Top of Records for this task
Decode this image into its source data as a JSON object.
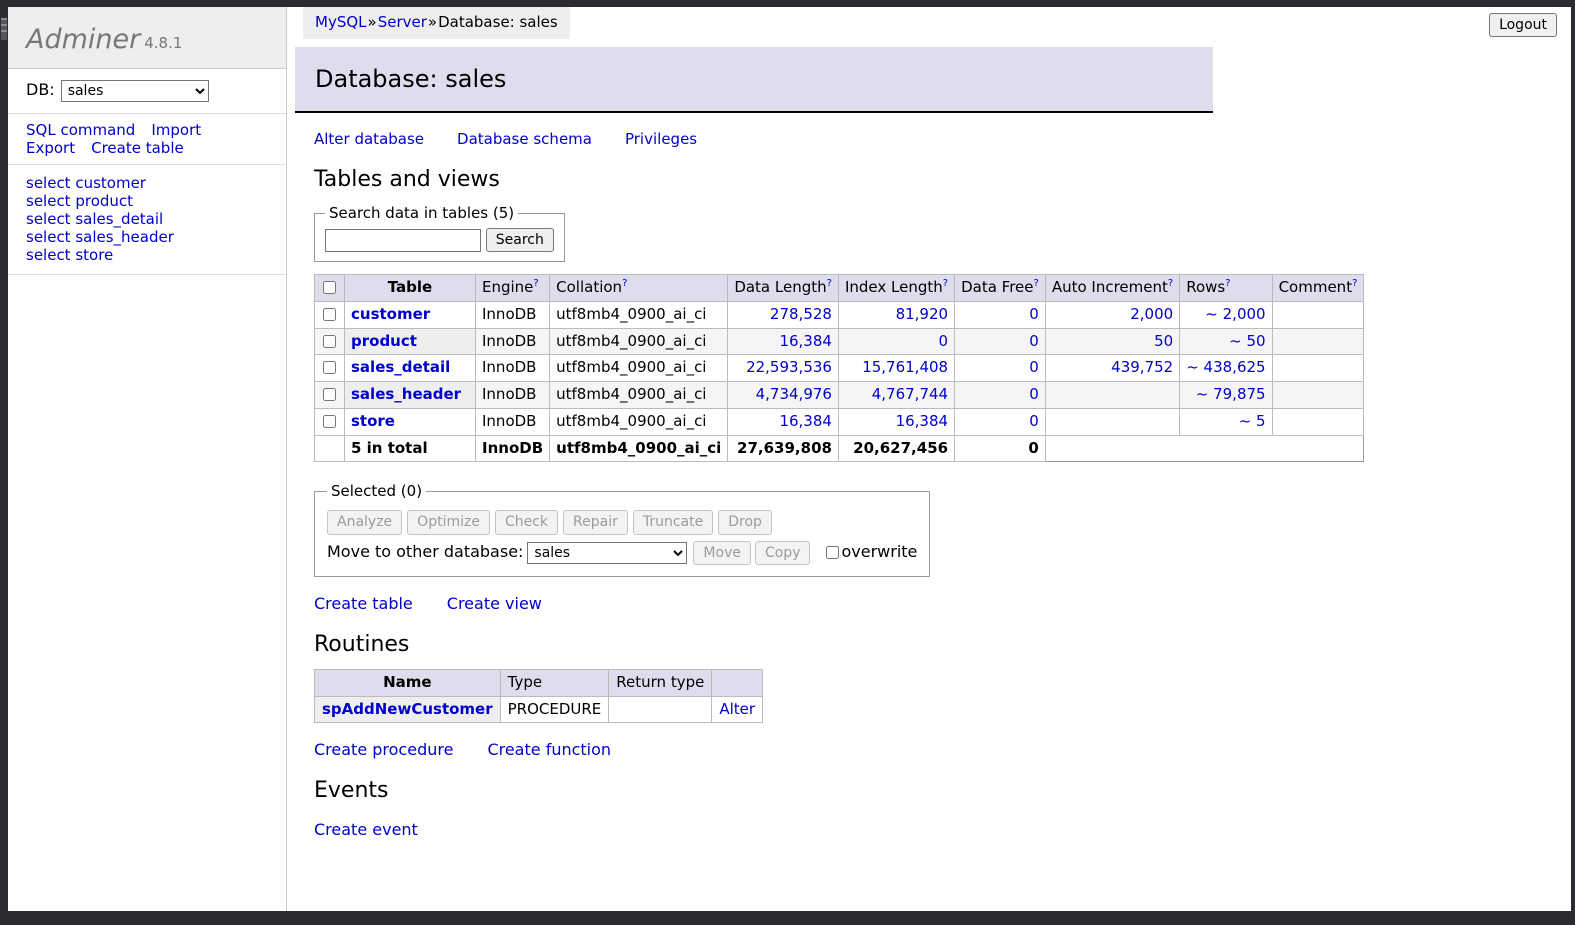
{
  "breadcrumb": {
    "server_type": "MySQL",
    "server": "Server",
    "separator": "»",
    "current": "Database: sales"
  },
  "logout_label": "Logout",
  "sidebar": {
    "logo_name": "Adminer",
    "logo_version": "4.8.1",
    "db_label": "DB:",
    "db_selected": "sales",
    "db_options": [
      "sales"
    ],
    "actions": [
      {
        "label": "SQL command"
      },
      {
        "label": "Import"
      },
      {
        "label": "Export"
      },
      {
        "label": "Create table"
      }
    ],
    "table_links": [
      {
        "label": "select customer"
      },
      {
        "label": "select product"
      },
      {
        "label": "select sales_detail"
      },
      {
        "label": "select sales_header"
      },
      {
        "label": "select store"
      }
    ]
  },
  "main": {
    "page_title": "Database: sales",
    "db_links": [
      {
        "label": "Alter database"
      },
      {
        "label": "Database schema"
      },
      {
        "label": "Privileges"
      }
    ],
    "tables_heading": "Tables and views",
    "search": {
      "legend": "Search data in tables (5)",
      "value": "",
      "button": "Search"
    },
    "tables_table": {
      "headers": [
        {
          "label": "Table",
          "help": false
        },
        {
          "label": "Engine",
          "help": true
        },
        {
          "label": "Collation",
          "help": true
        },
        {
          "label": "Data Length",
          "help": true
        },
        {
          "label": "Index Length",
          "help": true
        },
        {
          "label": "Data Free",
          "help": true
        },
        {
          "label": "Auto Increment",
          "help": true
        },
        {
          "label": "Rows",
          "help": true
        },
        {
          "label": "Comment",
          "help": true
        }
      ],
      "rows": [
        {
          "name": "customer",
          "engine": "InnoDB",
          "collation": "utf8mb4_0900_ai_ci",
          "data_length": "278,528",
          "index_length": "81,920",
          "data_free": "0",
          "auto_increment": "2,000",
          "rows": "~ 2,000",
          "comment": ""
        },
        {
          "name": "product",
          "engine": "InnoDB",
          "collation": "utf8mb4_0900_ai_ci",
          "data_length": "16,384",
          "index_length": "0",
          "data_free": "0",
          "auto_increment": "50",
          "rows": "~ 50",
          "comment": ""
        },
        {
          "name": "sales_detail",
          "engine": "InnoDB",
          "collation": "utf8mb4_0900_ai_ci",
          "data_length": "22,593,536",
          "index_length": "15,761,408",
          "data_free": "0",
          "auto_increment": "439,752",
          "rows": "~ 438,625",
          "comment": ""
        },
        {
          "name": "sales_header",
          "engine": "InnoDB",
          "collation": "utf8mb4_0900_ai_ci",
          "data_length": "4,734,976",
          "index_length": "4,767,744",
          "data_free": "0",
          "auto_increment": "",
          "rows": "~ 79,875",
          "comment": ""
        },
        {
          "name": "store",
          "engine": "InnoDB",
          "collation": "utf8mb4_0900_ai_ci",
          "data_length": "16,384",
          "index_length": "16,384",
          "data_free": "0",
          "auto_increment": "",
          "rows": "~ 5",
          "comment": ""
        }
      ],
      "total": {
        "name": "5 in total",
        "engine": "InnoDB",
        "collation": "utf8mb4_0900_ai_ci",
        "data_length": "27,639,808",
        "index_length": "20,627,456",
        "data_free": "0"
      }
    },
    "selected": {
      "legend": "Selected (0)",
      "buttons": [
        "Analyze",
        "Optimize",
        "Check",
        "Repair",
        "Truncate",
        "Drop"
      ],
      "move_label": "Move to other database:",
      "move_selected": "sales",
      "move_options": [
        "sales"
      ],
      "move_button": "Move",
      "copy_button": "Copy",
      "overwrite_label": "overwrite"
    },
    "create_links": [
      {
        "label": "Create table"
      },
      {
        "label": "Create view"
      }
    ],
    "routines_heading": "Routines",
    "routines_table": {
      "headers": [
        "Name",
        "Type",
        "Return type",
        ""
      ],
      "rows": [
        {
          "name": "spAddNewCustomer",
          "type": "PROCEDURE",
          "return_type": "",
          "action": "Alter"
        }
      ]
    },
    "routine_links": [
      {
        "label": "Create procedure"
      },
      {
        "label": "Create function"
      }
    ],
    "events_heading": "Events",
    "event_links": [
      {
        "label": "Create event"
      }
    ]
  },
  "colors": {
    "accent_orange": "#e8602c",
    "header_lavender": "#ddddee",
    "link_blue": "#0000cc",
    "frame_dark": "#2b2b31"
  }
}
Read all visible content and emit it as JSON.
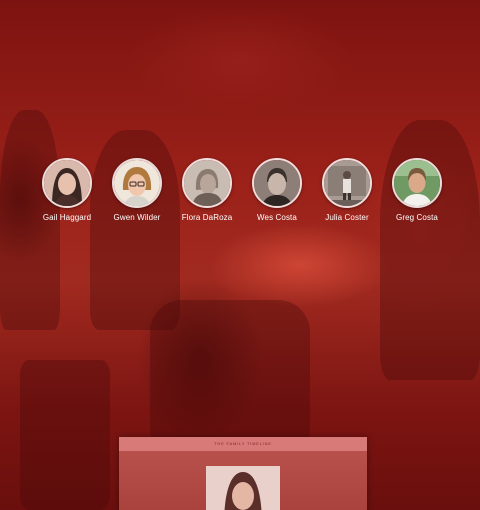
{
  "people": [
    {
      "name": "Gail Haggard",
      "avatar": "portrait-gail-haggard"
    },
    {
      "name": "Gwen Wilder",
      "avatar": "portrait-gwen-wilder"
    },
    {
      "name": "Flora DaRoza",
      "avatar": "portrait-flora-daroza"
    },
    {
      "name": "Wes Costa",
      "avatar": "portrait-wes-costa"
    },
    {
      "name": "Julia Coster",
      "avatar": "portrait-julia-coster"
    },
    {
      "name": "Greg Costa",
      "avatar": "portrait-greg-costa"
    }
  ],
  "preview": {
    "header": "the family timeline"
  },
  "colors": {
    "overlay_red": "#8e1a16",
    "name_text": "#ffffff"
  }
}
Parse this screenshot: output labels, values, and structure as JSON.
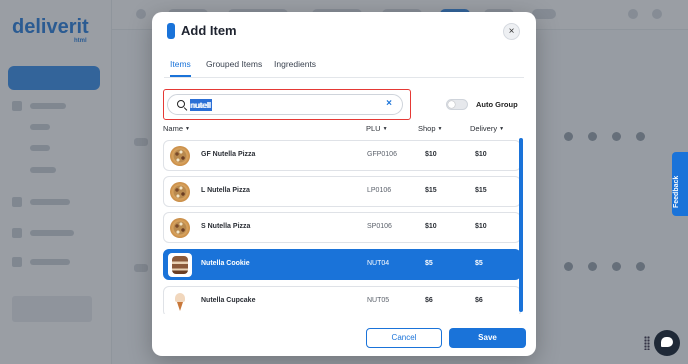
{
  "background": {
    "logo": "deliverit",
    "logo_sub": "html",
    "feedback_label": "Feedback"
  },
  "modal": {
    "title": "Add Item",
    "close_label": "×",
    "tabs": [
      {
        "label": "Items",
        "active": true
      },
      {
        "label": "Grouped Items",
        "active": false
      },
      {
        "label": "Ingredients",
        "active": false
      }
    ],
    "search": {
      "value": "nutell",
      "clear_label": "×"
    },
    "auto_group": {
      "label": "Auto Group",
      "enabled": false
    },
    "columns": {
      "name": "Name",
      "plu": "PLU",
      "shop": "Shop",
      "delivery": "Delivery"
    },
    "items": [
      {
        "name": "GF Nutella Pizza",
        "plu": "GFP0106",
        "shop": "$10",
        "delivery": "$10",
        "icon": "pizza-icon",
        "selected": false
      },
      {
        "name": "L Nutella Pizza",
        "plu": "LP0106",
        "shop": "$15",
        "delivery": "$15",
        "icon": "pizza-icon",
        "selected": false
      },
      {
        "name": "S Nutella Pizza",
        "plu": "SP0106",
        "shop": "$10",
        "delivery": "$10",
        "icon": "pizza-icon",
        "selected": false
      },
      {
        "name": "Nutella Cookie",
        "plu": "NUT04",
        "shop": "$5",
        "delivery": "$5",
        "icon": "cookie-icon",
        "selected": true
      },
      {
        "name": "Nutella Cupcake",
        "plu": "NUT05",
        "shop": "$6",
        "delivery": "$6",
        "icon": "cupcake-icon",
        "selected": false
      }
    ],
    "buttons": {
      "cancel": "Cancel",
      "save": "Save"
    }
  },
  "colors": {
    "accent": "#1a73d9",
    "highlight_border": "#e53935"
  }
}
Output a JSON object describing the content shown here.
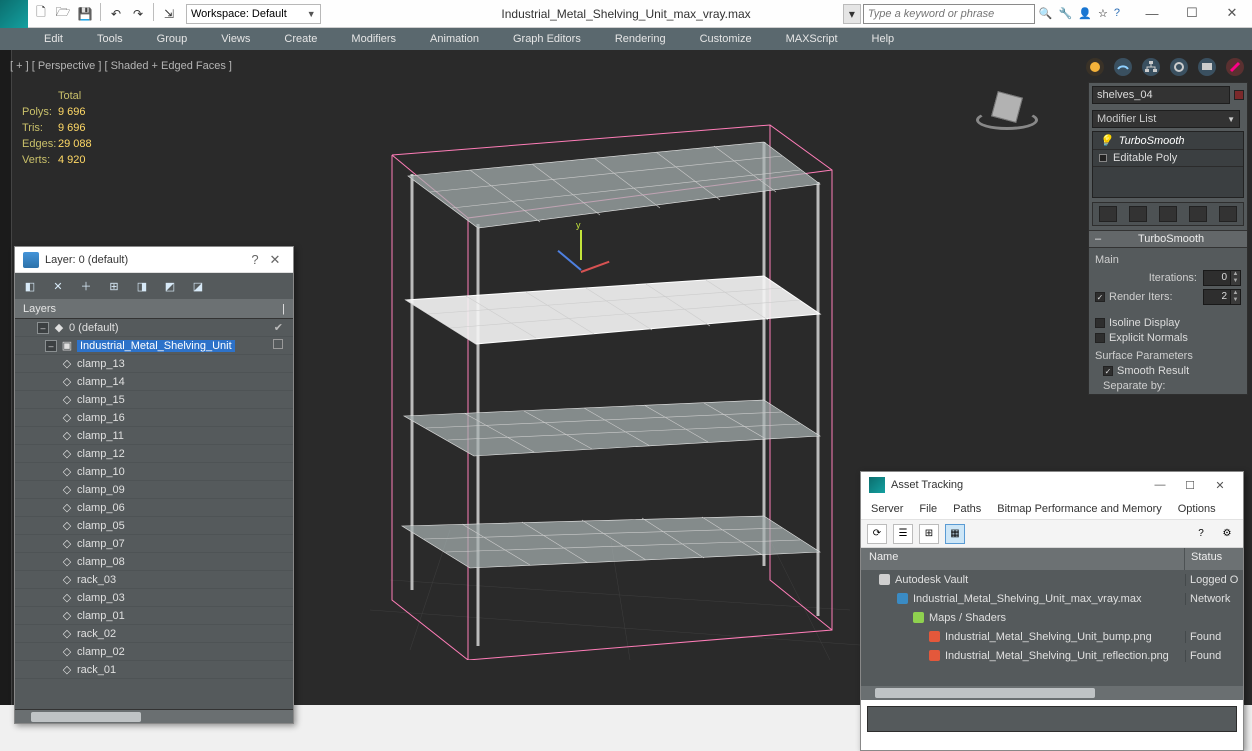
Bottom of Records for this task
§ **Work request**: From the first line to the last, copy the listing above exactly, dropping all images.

§ **Answer to the exercise**:
Decode this image into its source data as a JSON object.
{
  "breadcrumb": {
    "server_type": "MySQL",
    "server": "Server",
    "separator": "»",
    "current": "Database: sales"
  },
  "logout_label": "Logout",
  "sidebar": {
    "logo_name": "Adminer",
    "logo_version": "4.8.1",
    "db_label": "DB:",
    "db_selected": "sales",
    "db_options": [
      "sales"
    ],
    "actions": [
      {
        "label": "SQL command"
      },
      {
        "label": "Import"
      },
      {
        "label": "Export"
      },
      {
        "label": "Create table"
      }
    ],
    "table_links": [
      {
        "label": "select customer"
      },
      {
        "label": "select product"
      },
      {
        "label": "select sales_detail"
      },
      {
        "label": "select sales_header"
      },
      {
        "label": "select store"
      }
    ]
  },
  "main": {
    "page_title": "Database: sales",
    "db_links": [
      {
        "label": "Alter database"
      },
      {
        "label": "Database schema"
      },
      {
        "label": "Privileges"
      }
    ],
    "tables_heading": "Tables and views",
    "search": {
      "legend": "Search data in tables (5)",
      "value": "",
      "button": "Search"
    },
    "tables_table": {
      "headers": [
        {
          "label": "Table",
          "help": false
        },
        {
          "label": "Engine",
          "help": true
        },
        {
          "label": "Collation",
          "help": true
        },
        {
          "label": "Data Length",
          "help": true
        },
        {
          "label": "Index Length",
          "help": true
        },
        {
          "label": "Data Free",
          "help": true
        },
        {
          "label": "Auto Increment",
          "help": true
        },
        {
          "label": "Rows",
          "help": true
        },
        {
          "label": "Comment",
          "help": true
        }
      ],
      "rows": [
        {
          "name": "customer",
          "engine": "InnoDB",
          "collation": "utf8mb4_0900_ai_ci",
          "data_length": "278,528",
          "index_length": "81,920",
          "data_free": "0",
          "auto_increment": "2,000",
          "rows": "~ 2,000",
          "comment": ""
        },
        {
          "name": "product",
          "engine": "InnoDB",
          "collation": "utf8mb4_0900_ai_ci",
          "data_length": "16,384",
          "index_length": "0",
          "data_free": "0",
          "auto_increment": "50",
          "rows": "~ 50",
          "comment": ""
        },
        {
          "name": "sales_detail",
          "engine": "InnoDB",
          "collation": "utf8mb4_0900_ai_ci",
          "data_length": "22,593,536",
          "index_length": "15,761,408",
          "data_free": "0",
          "auto_increment": "439,752",
          "rows": "~ 438,625",
          "comment": ""
        },
        {
          "name": "sales_header",
          "engine": "InnoDB",
          "collation": "utf8mb4_0900_ai_ci",
          "data_length": "4,734,976",
          "index_length": "4,767,744",
          "data_free": "0",
          "auto_increment": "",
          "rows": "~ 79,875",
          "comment": ""
        },
        {
          "name": "store",
          "engine": "InnoDB",
          "collation": "utf8mb4_0900_ai_ci",
          "data_length": "16,384",
          "index_length": "16,384",
          "data_free": "0",
          "auto_increment": "",
          "rows": "~ 5",
          "comment": ""
        }
      ],
      "total": {
        "name": "5 in total",
        "engine": "InnoDB",
        "collation": "utf8mb4_0900_ai_ci",
        "data_length": "27,639,808",
        "index_length": "20,627,456",
        "data_free": "0"
      }
    },
    "selected": {
      "legend": "Selected (0)",
      "buttons": [
        "Analyze",
        "Optimize",
        "Check",
        "Repair",
        "Truncate",
        "Drop"
      ],
      "move_label": "Move to other database:",
      "move_selected": "sales",
      "move_options": [
        "sales"
      ],
      "move_button": "Move",
      "copy_button": "Copy",
      "overwrite_label": "overwrite"
    },
    "create_links": [
      {
        "label": "Create table"
      },
      {
        "label": "Create view"
      }
    ],
    "routines_heading": "Routines",
    "routines_table": {
      "headers": [
        "Name",
        "Type",
        "Return type",
        ""
      ],
      "rows": [
        {
          "name": "spAddNewCustomer",
          "type": "PROCEDURE",
          "return_type": "",
          "action": "Alter"
        }
      ]
    },
    "routine_links": [
      {
        "label": "Create procedure"
      },
      {
        "label": "Create function"
      }
    ],
    "events_heading": "Events",
    "event_links": [
      {
        "label": "Create event"
      }
    ]
  },
  "colors": {
    "accent_orange": "#e8602c",
    "header_lavender": "#ddddee",
    "link_blue": "#0000cc",
    "frame_dark": "#2b2b31"
  }
}
Read all visible content and emit it as JSON.
{
  "people": [
    {
      "name": "Gail Haggard",
      "avatar": "portrait-gail-haggard"
    },
    {
      "name": "Gwen Wilder",
      "avatar": "portrait-gwen-wilder"
    },
    {
      "name": "Flora DaRoza",
      "avatar": "portrait-flora-daroza"
    },
    {
      "name": "Wes Costa",
      "avatar": "portrait-wes-costa"
    },
    {
      "name": "Julia Coster",
      "avatar": "portrait-julia-coster"
    },
    {
      "name": "Greg Costa",
      "avatar": "portrait-greg-costa"
    }
  ],
  "preview": {
    "header": "the family timeline"
  },
  "colors": {
    "overlay_red": "#8e1a16",
    "name_text": "#ffffff"
  }
}
Parse this screenshot: output labels, values, and structure as JSON.
{
  "background": {
    "logo": "deliverit",
    "logo_sub": "html",
    "feedback_label": "Feedback"
  },
  "modal": {
    "title": "Add Item",
    "close_label": "×",
    "tabs": [
      {
        "label": "Items",
        "active": true
      },
      {
        "label": "Grouped Items",
        "active": false
      },
      {
        "label": "Ingredients",
        "active": false
      }
    ],
    "search": {
      "value": "nutell",
      "clear_label": "×"
    },
    "auto_group": {
      "label": "Auto Group",
      "enabled": false
    },
    "columns": {
      "name": "Name",
      "plu": "PLU",
      "shop": "Shop",
      "delivery": "Delivery"
    },
    "items": [
      {
        "name": "GF Nutella Pizza",
        "plu": "GFP0106",
        "shop": "$10",
        "delivery": "$10",
        "icon": "pizza-icon",
        "selected": false
      },
      {
        "name": "L Nutella Pizza",
        "plu": "LP0106",
        "shop": "$15",
        "delivery": "$15",
        "icon": "pizza-icon",
        "selected": false
      },
      {
        "name": "S Nutella Pizza",
        "plu": "SP0106",
        "shop": "$10",
        "delivery": "$10",
        "icon": "pizza-icon",
        "selected": false
      },
      {
        "name": "Nutella Cookie",
        "plu": "NUT04",
        "shop": "$5",
        "delivery": "$5",
        "icon": "cookie-icon",
        "selected": true
      },
      {
        "name": "Nutella Cupcake",
        "plu": "NUT05",
        "shop": "$6",
        "delivery": "$6",
        "icon": "cupcake-icon",
        "selected": false
      }
    ],
    "buttons": {
      "cancel": "Cancel",
      "save": "Save"
    }
  },
  "colors": {
    "accent": "#1a73d9",
    "highlight_border": "#e53935"
  }
}
Output a JSON object describing the content shown here.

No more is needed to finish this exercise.